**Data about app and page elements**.
== Segment start ==
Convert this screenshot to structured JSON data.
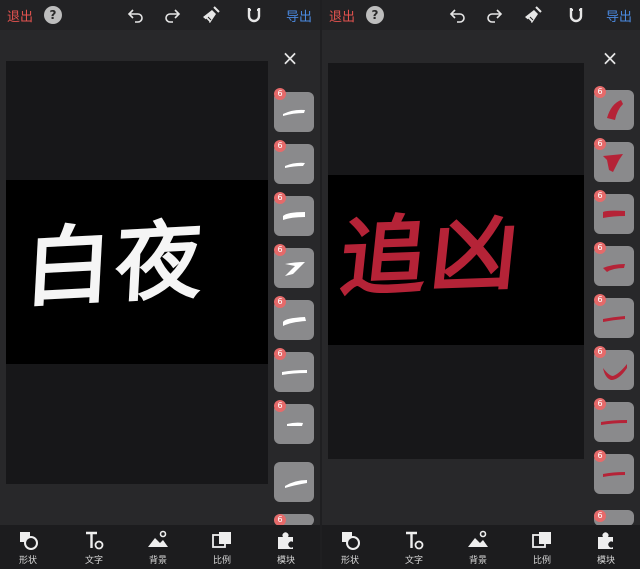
{
  "toolbar": {
    "exit_label": "退出",
    "help_label": "?",
    "export_label": "导出",
    "icons": [
      "undo-icon",
      "redo-icon",
      "clear-brush-icon",
      "magnet-icon"
    ]
  },
  "close_label": "×",
  "left": {
    "text": "白夜",
    "text_color": "#f5f5f5",
    "tile_badge": "6"
  },
  "right": {
    "text": "追凶",
    "text_color": "#b52337",
    "tile_badge": "6"
  },
  "bottom_tabs": [
    {
      "label": "形状",
      "icon": "shape-icon"
    },
    {
      "label": "文字",
      "icon": "text-icon"
    },
    {
      "label": "背景",
      "icon": "background-icon"
    },
    {
      "label": "比例",
      "icon": "ratio-icon"
    },
    {
      "label": "模块",
      "icon": "module-icon"
    }
  ]
}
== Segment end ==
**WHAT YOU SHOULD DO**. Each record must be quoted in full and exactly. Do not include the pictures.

**SOLUTION FOR THIS TASK**.
Convert this screenshot to structured JSON data.
{
  "toolbar": {
    "exit_label": "退出",
    "help_label": "?",
    "export_label": "导出",
    "icons": [
      "undo-icon",
      "redo-icon",
      "clear-brush-icon",
      "magnet-icon"
    ]
  },
  "close_label": "×",
  "left": {
    "text": "白夜",
    "text_color": "#f5f5f5",
    "tile_badge": "6"
  },
  "right": {
    "text": "追凶",
    "text_color": "#b52337",
    "tile_badge": "6"
  },
  "bottom_tabs": [
    {
      "label": "形状",
      "icon": "shape-icon"
    },
    {
      "label": "文字",
      "icon": "text-icon"
    },
    {
      "label": "背景",
      "icon": "background-icon"
    },
    {
      "label": "比例",
      "icon": "ratio-icon"
    },
    {
      "label": "模块",
      "icon": "module-icon"
    }
  ]
}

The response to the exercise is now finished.